In the beginning, my family didn’t like the idea of me being a human rights activist and me fighting the coup. So it was just me then, but I knew that this was something I couldn’t just ignore. It was my future, and I had to do something about that. If we don’t try, there’s no chance to change our future. if you don’t try, you never know. That convinced my parents in the end, and now they support me in my path. They also supported me when I decided to join the MFP and join politics. 

The victory of MFP in this latest election came to some as a surprise and to some others as an inevitable result. What do you think about it? And what was the political climate in the run-up to the elections?
The result of this election surprised me a lot, but it also showed us that people are ready for change. Now we just need some key politicians and people in power to get on board.

During the campaign, I had the chance to talk to the people in my district.

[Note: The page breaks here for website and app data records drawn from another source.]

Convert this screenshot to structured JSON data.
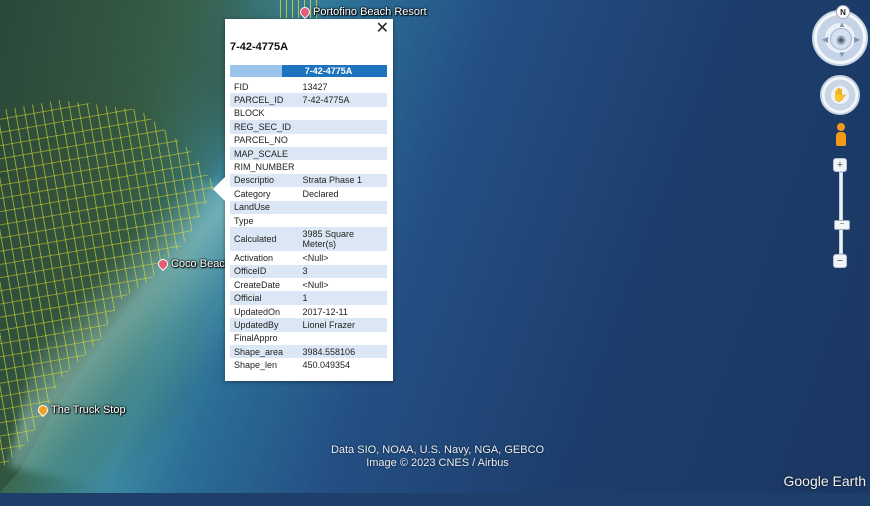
{
  "map": {
    "pois": [
      {
        "label": "Portofino Beach Resort",
        "pin": "pink-pin-icon"
      },
      {
        "label": "Coco Beach",
        "pin": "pink-pin-icon"
      },
      {
        "label": "The Truck Stop",
        "pin": "orange-pin-icon"
      }
    ],
    "credits_line1": "Data SIO, NOAA, U.S. Navy, NGA, GEBCO",
    "credits_line2": "Image © 2023 CNES / Airbus",
    "brand": "Google Earth"
  },
  "controls": {
    "north_label": "N",
    "zoom_in": "+",
    "zoom_out": "−",
    "icons": [
      "compass-ring-icon",
      "look-joystick-icon",
      "move-hand-icon",
      "pegman-icon"
    ]
  },
  "popup": {
    "title": "7-42-4775A",
    "header": "7-42-4775A",
    "close_label": "✕",
    "rows": [
      {
        "key": "FID",
        "value": "13427"
      },
      {
        "key": "PARCEL_ID",
        "value": "7-42-4775A"
      },
      {
        "key": "BLOCK",
        "value": ""
      },
      {
        "key": "REG_SEC_ID",
        "value": ""
      },
      {
        "key": "PARCEL_NO",
        "value": ""
      },
      {
        "key": "MAP_SCALE",
        "value": ""
      },
      {
        "key": "RIM_NUMBER",
        "value": ""
      },
      {
        "key": "Descriptio",
        "value": "Strata Phase 1"
      },
      {
        "key": "Category",
        "value": "Declared"
      },
      {
        "key": "LandUse",
        "value": ""
      },
      {
        "key": "Type",
        "value": ""
      },
      {
        "key": "Calculated",
        "value": "3985 Square Meter(s)"
      },
      {
        "key": "Activation",
        "value": "<Null>"
      },
      {
        "key": "OfficeID",
        "value": "3"
      },
      {
        "key": "CreateDate",
        "value": "<Null>"
      },
      {
        "key": "Official",
        "value": "1"
      },
      {
        "key": "UpdatedOn",
        "value": "2017-12-11"
      },
      {
        "key": "UpdatedBy",
        "value": "Lionel Frazer"
      },
      {
        "key": "FinalAppro",
        "value": ""
      },
      {
        "key": "Shape_area",
        "value": "3984.558106"
      },
      {
        "key": "Shape_len",
        "value": "450.049354"
      }
    ]
  }
}
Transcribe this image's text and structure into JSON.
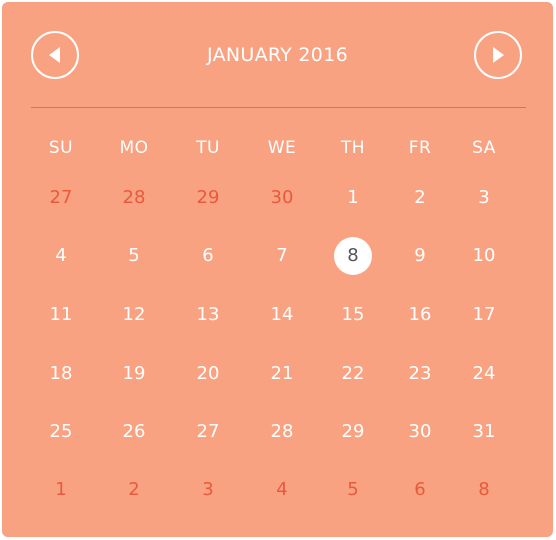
{
  "header": {
    "title": "JANUARY 2016",
    "prev_icon": "triangle-left-icon",
    "next_icon": "triangle-right-icon"
  },
  "weekdays": [
    "SU",
    "MO",
    "TU",
    "WE",
    "TH",
    "FR",
    "SA"
  ],
  "weeks": [
    [
      {
        "label": "27",
        "other": true
      },
      {
        "label": "28",
        "other": true
      },
      {
        "label": "29",
        "other": true
      },
      {
        "label": "30",
        "other": true
      },
      {
        "label": "1",
        "other": false
      },
      {
        "label": "2",
        "other": false
      },
      {
        "label": "3",
        "other": false
      }
    ],
    [
      {
        "label": "4",
        "other": false
      },
      {
        "label": "5",
        "other": false
      },
      {
        "label": "6",
        "other": false
      },
      {
        "label": "7",
        "other": false
      },
      {
        "label": "8",
        "other": false,
        "selected": true
      },
      {
        "label": "9",
        "other": false
      },
      {
        "label": "10",
        "other": false
      }
    ],
    [
      {
        "label": "11",
        "other": false
      },
      {
        "label": "12",
        "other": false
      },
      {
        "label": "13",
        "other": false
      },
      {
        "label": "14",
        "other": false
      },
      {
        "label": "15",
        "other": false
      },
      {
        "label": "16",
        "other": false
      },
      {
        "label": "17",
        "other": false
      }
    ],
    [
      {
        "label": "18",
        "other": false
      },
      {
        "label": "19",
        "other": false
      },
      {
        "label": "20",
        "other": false
      },
      {
        "label": "21",
        "other": false
      },
      {
        "label": "22",
        "other": false
      },
      {
        "label": "23",
        "other": false
      },
      {
        "label": "24",
        "other": false
      }
    ],
    [
      {
        "label": "25",
        "other": false
      },
      {
        "label": "26",
        "other": false
      },
      {
        "label": "27",
        "other": false
      },
      {
        "label": "28",
        "other": false
      },
      {
        "label": "29",
        "other": false
      },
      {
        "label": "30",
        "other": false
      },
      {
        "label": "31",
        "other": false
      }
    ],
    [
      {
        "label": "1",
        "other": true
      },
      {
        "label": "2",
        "other": true
      },
      {
        "label": "3",
        "other": true
      },
      {
        "label": "4",
        "other": true
      },
      {
        "label": "5",
        "other": true
      },
      {
        "label": "6",
        "other": true
      },
      {
        "label": "8",
        "other": true
      }
    ]
  ],
  "colors": {
    "background": "#f8a282",
    "divider": "#ee6a4c",
    "other_month_text": "#e85a3c",
    "current_month_text": "#ffffff",
    "selected_background": "#ffffff",
    "selected_text": "#555555"
  }
}
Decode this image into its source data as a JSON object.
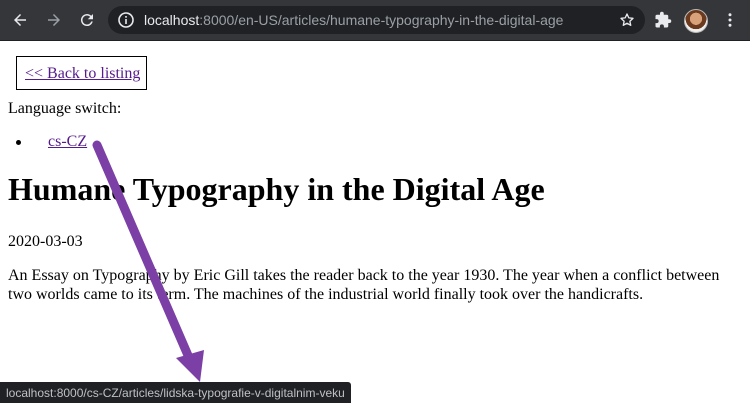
{
  "browser": {
    "url_host": "localhost",
    "url_rest": ":8000/en-US/articles/humane-typography-in-the-digital-age",
    "status_url": "localhost:8000/cs-CZ/articles/lidska-typografie-v-digitalnim-veku"
  },
  "page": {
    "back_link": "<< Back to listing",
    "language_label": "Language switch:",
    "languages": [
      {
        "label": "cs-CZ"
      }
    ],
    "title": "Humane Typography in the Digital Age",
    "date": "2020-03-03",
    "body": "An Essay on Typography by Eric Gill takes the reader back to the year 1930. The year when a conflict between two worlds came to its term. The machines of the industrial world finally took over the handicrafts."
  },
  "colors": {
    "chrome": "#35363a",
    "omnibox": "#202124",
    "link_visited": "#551a8b",
    "arrow": "#7b3fa6"
  }
}
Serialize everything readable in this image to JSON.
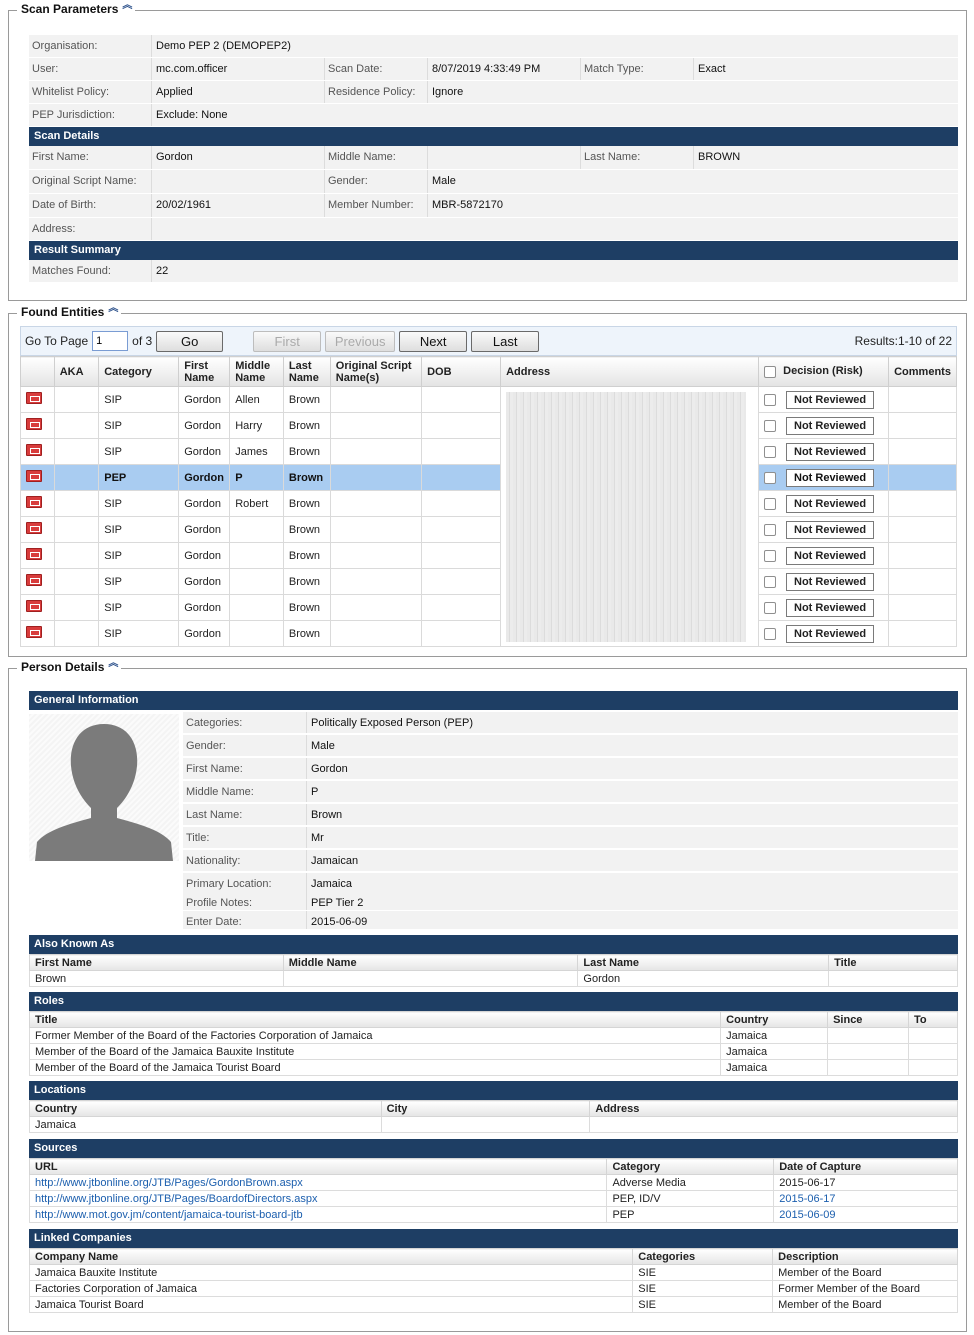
{
  "scan_parameters": {
    "title": "Scan Parameters",
    "organisation_label": "Organisation:",
    "organisation": "Demo PEP 2 (DEMOPEP2)",
    "user_label": "User:",
    "user": "mc.com.officer",
    "scan_date_label": "Scan Date:",
    "scan_date": "8/07/2019 4:33:49 PM",
    "match_type_label": "Match Type:",
    "match_type": "Exact",
    "whitelist_label": "Whitelist Policy:",
    "whitelist": "Applied",
    "residence_label": "Residence Policy:",
    "residence": "Ignore",
    "pep_juris_label": "PEP Jurisdiction:",
    "pep_juris": "Exclude: None",
    "scan_details_title": "Scan Details",
    "first_name_label": "First Name:",
    "first_name": "Gordon",
    "middle_name_label": "Middle Name:",
    "middle_name": "",
    "last_name_label": "Last Name:",
    "last_name": "BROWN",
    "osn_label": "Original Script Name:",
    "osn": "",
    "gender_label": "Gender:",
    "gender": "Male",
    "dob_label": "Date of Birth:",
    "dob": "20/02/1961",
    "member_label": "Member Number:",
    "member": "MBR-5872170",
    "address_label": "Address:",
    "address": "",
    "result_summary_title": "Result Summary",
    "matches_label": "Matches Found:",
    "matches": "22"
  },
  "found_entities": {
    "title": "Found Entities",
    "goto_label": "Go To Page",
    "page": "1",
    "of_label": "of 3",
    "go": "Go",
    "first": "First",
    "previous": "Previous",
    "next": "Next",
    "last": "Last",
    "results": "Results:1-10 of 22",
    "headers": [
      "AKA",
      "Category",
      "First Name",
      "Middle Name",
      "Last Name",
      "Original Script Name(s)",
      "DOB",
      "Address",
      "Decision (Risk)",
      "Comments"
    ],
    "decision_label": "Not Reviewed",
    "rows": [
      {
        "category": "SIP",
        "first": "Gordon",
        "middle": "Allen",
        "last": "Brown"
      },
      {
        "category": "SIP",
        "first": "Gordon",
        "middle": "Harry",
        "last": "Brown"
      },
      {
        "category": "SIP",
        "first": "Gordon",
        "middle": "James",
        "last": "Brown"
      },
      {
        "category": "PEP",
        "first": "Gordon",
        "middle": "P",
        "last": "Brown"
      },
      {
        "category": "SIP",
        "first": "Gordon",
        "middle": "Robert",
        "last": "Brown"
      },
      {
        "category": "SIP",
        "first": "Gordon",
        "middle": "",
        "last": "Brown"
      },
      {
        "category": "SIP",
        "first": "Gordon",
        "middle": "",
        "last": "Brown"
      },
      {
        "category": "SIP",
        "first": "Gordon",
        "middle": "",
        "last": "Brown"
      },
      {
        "category": "SIP",
        "first": "Gordon",
        "middle": "",
        "last": "Brown"
      },
      {
        "category": "SIP",
        "first": "Gordon",
        "middle": "",
        "last": "Brown"
      }
    ]
  },
  "person_details": {
    "title": "Person Details",
    "general_title": "General Information",
    "general": [
      {
        "label": "Categories:",
        "value": "Politically Exposed Person (PEP)"
      },
      {
        "label": "Gender:",
        "value": "Male"
      },
      {
        "label": "First Name:",
        "value": "Gordon"
      },
      {
        "label": "Middle Name:",
        "value": "P"
      },
      {
        "label": "Last Name:",
        "value": "Brown"
      },
      {
        "label": "Title:",
        "value": "Mr"
      },
      {
        "label": "Nationality:",
        "value": "Jamaican"
      },
      {
        "label": "Primary Location:",
        "value": "Jamaica"
      },
      {
        "label": "Profile Notes:",
        "value": "PEP Tier 2"
      },
      {
        "label": "Enter Date:",
        "value": "2015-06-09"
      }
    ],
    "aka_title": "Also Known As",
    "aka_headers": [
      "First Name",
      "Middle Name",
      "Last Name",
      "Title"
    ],
    "aka_row": [
      "Brown",
      "",
      "Gordon",
      ""
    ],
    "roles_title": "Roles",
    "roles_headers": [
      "Title",
      "Country",
      "Since",
      "To"
    ],
    "roles": [
      [
        "Former Member of the Board of the Factories Corporation of Jamaica",
        "Jamaica",
        "",
        ""
      ],
      [
        "Member of the Board of the Jamaica Bauxite Institute",
        "Jamaica",
        "",
        ""
      ],
      [
        "Member of the Board of the Jamaica Tourist Board",
        "Jamaica",
        "",
        ""
      ]
    ],
    "locations_title": "Locations",
    "locations_headers": [
      "Country",
      "City",
      "Address"
    ],
    "locations_row": [
      "Jamaica",
      "",
      ""
    ],
    "sources_title": "Sources",
    "sources_headers": [
      "URL",
      "Category",
      "Date of Capture"
    ],
    "sources": [
      [
        "http://www.jtbonline.org/JTB/Pages/GordonBrown.aspx",
        "Adverse Media",
        "2015-06-17"
      ],
      [
        "http://www.jtbonline.org/JTB/Pages/BoardofDirectors.aspx",
        "PEP, ID/V",
        "2015-06-17"
      ],
      [
        "http://www.mot.gov.jm/content/jamaica-tourist-board-jtb",
        "PEP",
        "2015-06-09"
      ]
    ],
    "linked_title": "Linked Companies",
    "linked_headers": [
      "Company Name",
      "Categories",
      "Description"
    ],
    "linked": [
      [
        "Jamaica Bauxite Institute",
        "SIE",
        "Member of the Board"
      ],
      [
        "Factories Corporation of Jamaica",
        "SIE",
        "Former Member of the Board"
      ],
      [
        "Jamaica Tourist Board",
        "SIE",
        "Member of the Board"
      ]
    ]
  },
  "colors": {
    "band": "#1e3e64",
    "selected_row": "#a9ccf1",
    "link": "#1c5fae"
  }
}
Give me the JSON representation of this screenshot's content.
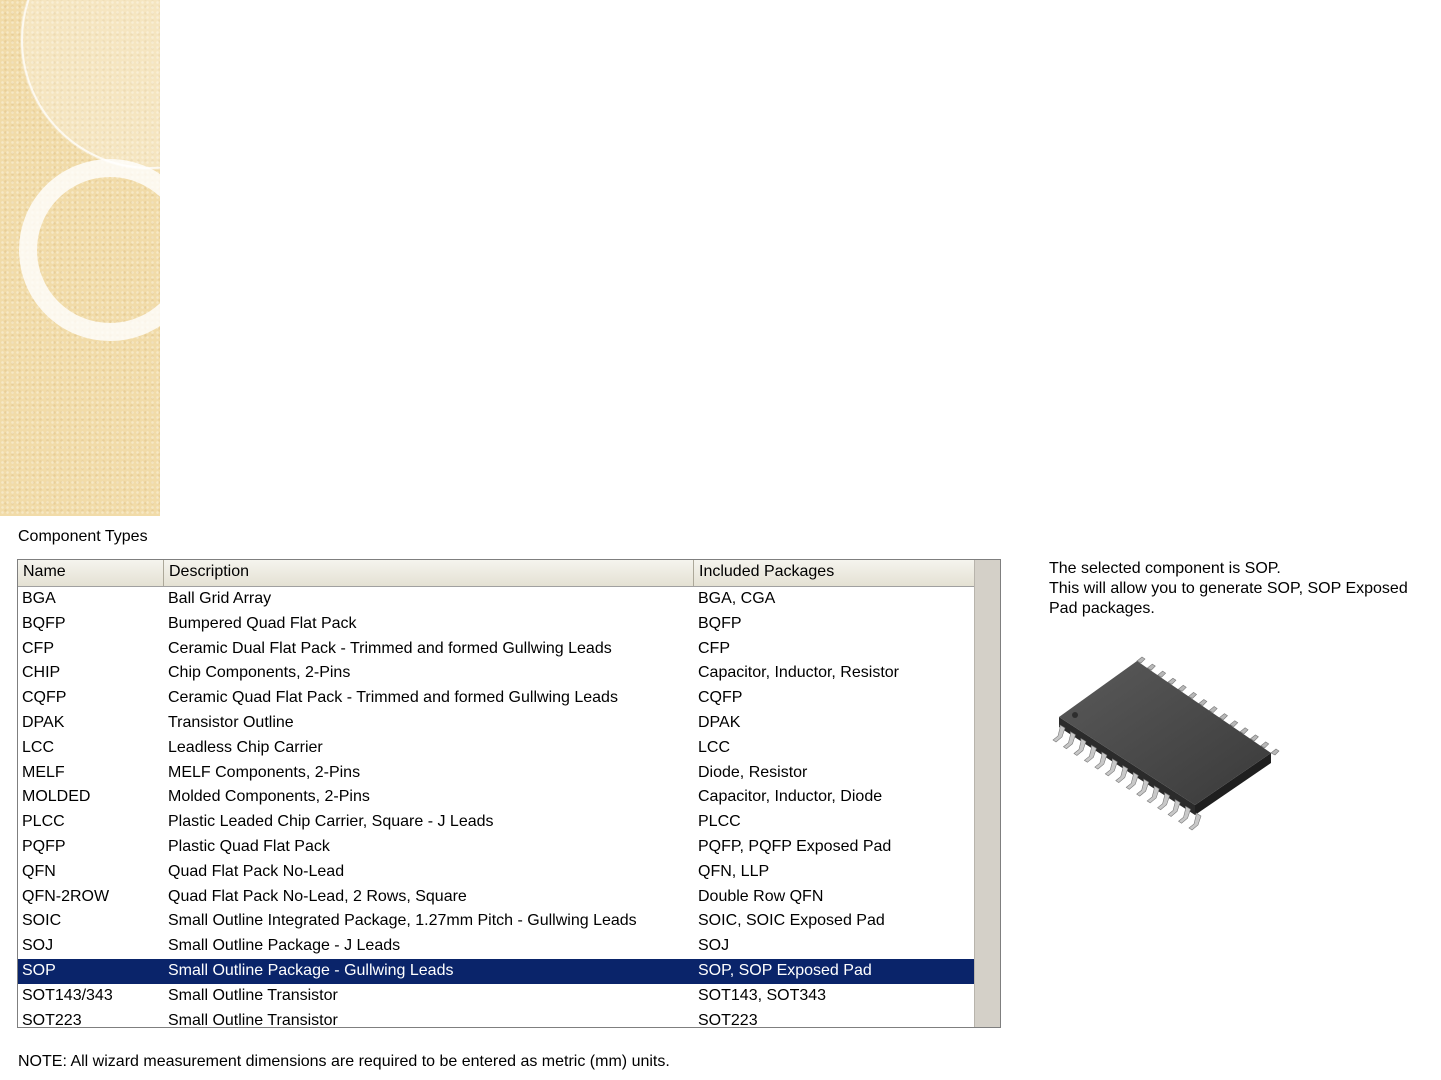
{
  "section_label": "Component Types",
  "table": {
    "columns": [
      "Name",
      "Description",
      "Included Packages"
    ],
    "rows": [
      [
        "BGA",
        "Ball Grid Array",
        "BGA, CGA"
      ],
      [
        "BQFP",
        "Bumpered Quad Flat Pack",
        "BQFP"
      ],
      [
        "CFP",
        "Ceramic Dual Flat Pack - Trimmed and formed Gullwing Leads",
        "CFP"
      ],
      [
        "CHIP",
        "Chip Components, 2-Pins",
        "Capacitor, Inductor, Resistor"
      ],
      [
        "CQFP",
        "Ceramic Quad Flat Pack - Trimmed and formed Gullwing Leads",
        "CQFP"
      ],
      [
        "DPAK",
        "Transistor Outline",
        "DPAK"
      ],
      [
        "LCC",
        "Leadless Chip Carrier",
        "LCC"
      ],
      [
        "MELF",
        "MELF Components, 2-Pins",
        "Diode, Resistor"
      ],
      [
        "MOLDED",
        "Molded Components, 2-Pins",
        "Capacitor, Inductor, Diode"
      ],
      [
        "PLCC",
        "Plastic Leaded Chip Carrier, Square - J Leads",
        "PLCC"
      ],
      [
        "PQFP",
        "Plastic Quad Flat Pack",
        "PQFP, PQFP Exposed Pad"
      ],
      [
        "QFN",
        "Quad Flat Pack No-Lead",
        "QFN, LLP"
      ],
      [
        "QFN-2ROW",
        "Quad Flat Pack No-Lead, 2 Rows, Square",
        "Double Row QFN"
      ],
      [
        "SOIC",
        "Small Outline Integrated Package, 1.27mm Pitch - Gullwing Leads",
        "SOIC, SOIC Exposed Pad"
      ],
      [
        "SOJ",
        "Small Outline Package - J Leads",
        "SOJ"
      ],
      [
        "SOP",
        "Small Outline Package - Gullwing Leads",
        "SOP, SOP Exposed Pad"
      ],
      [
        "SOT143/343",
        "Small Outline Transistor",
        "SOT143, SOT343"
      ],
      [
        "SOT223",
        "Small Outline Transistor",
        "SOT223"
      ]
    ],
    "selected_row": 15
  },
  "info": {
    "line1": "The selected component is SOP.",
    "line2": "This will allow you to generate SOP, SOP Exposed Pad packages."
  },
  "package_image": "sop-chip-image",
  "note": "NOTE: All wizard measurement dimensions are required to be entered as metric (mm) units.",
  "colors": {
    "selection": "#0a246a",
    "deco_background": "#f1dba8"
  }
}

What surprised me the most is that people are getting more and more interested in politics. They realised that we can’t change the economy of our country without looking into its political stability and strength. We need to look both ways. We can’t fight the economic crisis as long as we still have the coup-makers in power. 

I saw that the ruling party has submitted a case to the election commission about Pita’s eligibility to run in the elections over the iTV shareholding issue. What’s your take on this review of Pita’s eligibility?
We know that lots of people in power will try everything against us. They want to take people like me and Pita down. They don’t want human rights defenders in power. This makes them really scared of us. Pita is completely eligible, and he will win the case. I believe we will be able to form a government. 

I understood that the party is looking at strengthening the approach to foreign policy in many ways. Can you tell me more about this? And what sort of political change do you think Thailand is ready for?
Now it’s about time that we can use a human rights approach to lead this country. That will also be our objective when drafting new policies on investments and the royal budget.

We need to realise that things like the recent murder of a Lao refugee in Thailand and the past abduction and killing of a Thai political refugee can’t happen again. These are the kinds of things we need to change. Also, the Myanmar situation, we need to support refugees – we need to have a strong policy to protect them. The country and the region can gather strength to push Myanmar to restore democracy. 

People started asking about the issue of royal defamation and for a reduction of the royal budget. They are alert about this topic. We can hope to change these things when we are in power. 

What are some challenges and hopes ahead for you and the MFP?
During the campaign, I spoke to many children, and I was very pleased to see that they already started to be interested in politics at 12 or 13 years old. They mostly told me that they supported the MFP because of its progressive views and they want to have a future where they can be free to talk about what they want while being safe. This is our hope and goal for the future. We will work for the people’s benefit. Parliament should be a safe space to discuss anything. We should be able to bring to parliament issues that people demand us to discuss. 

The biggest challenge now is that those who are now in power will do anything to stop us and take us down.

Read more articles